The ECB confirmed cases would be heard by a discipline committee in September and October, but Gale said he would not attend or acknowledge the outcome of any hearing.
Gale, who became Yorkshire captain in 2009 before taking on the head coach role in 2016, added that he refused to have his “life defined by unsubstantiated allegations” and described Yorkshire and the ECB’s actions as a “witchhunt”.
He continued: “Let’s be frank, the ECB, by charging me without interview, are clearly looking to do that whatever happens. YCCC will no doubt applaud that as it looks to avoid compensating the staff it unfairly dismissed.
“I am not willing to engage in a tainted process when the relationship between the club, certain members of the media and Azeem is as close as it is.”
Gale, who said he had “received personal abuse” since the allegations, added that he does “not intend to spend my limited savings in paying my legal team to represent me at the ECB hearing”.
On Tuesday, former England captain Michael Vaughan - who was also charged by the ECB - stepped back from his BBC work amid “ongoing dialogue” around the Yorkshire racism investigation.
He has denied an allegation that he made a racist comment to a group of Asian players.

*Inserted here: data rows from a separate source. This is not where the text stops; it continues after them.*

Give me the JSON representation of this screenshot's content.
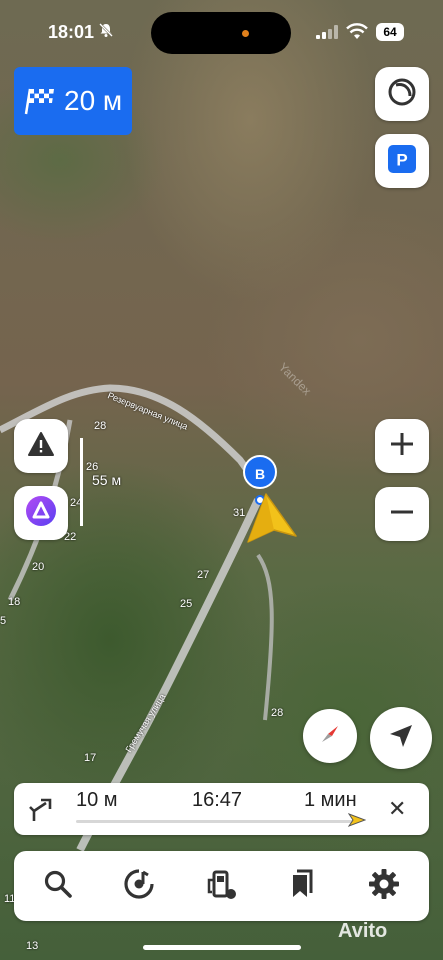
{
  "status_bar": {
    "time": "18:01",
    "battery": "64"
  },
  "navigation": {
    "distance_to_turn": "20 м"
  },
  "map": {
    "scale_label": "55 м",
    "destination_pin": "B",
    "watermark": "Yandex",
    "road_labels": [
      "Резервуарная улица",
      "Гремучая улица"
    ],
    "house_numbers": [
      "28",
      "26",
      "24",
      "22",
      "20",
      "18",
      "5",
      "31",
      "27",
      "25",
      "28",
      "17",
      "11",
      "13"
    ]
  },
  "route_summary": {
    "distance": "10 м",
    "arrival": "16:47",
    "duration": "1 мин"
  },
  "overlay": {
    "avito": "Avito"
  },
  "colors": {
    "accent": "#1a6cf0",
    "pointer": "#f2c21a",
    "alice": "#7b3ff2"
  }
}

When the ECB confirmed charges had been made earlier in June, Rafiq said: “It has been a long two years since I went public about my experiences, but I hope this all means that no young player ever goes through such pain and alienation again.”
The ECB has declined to comment following Gale’s statement.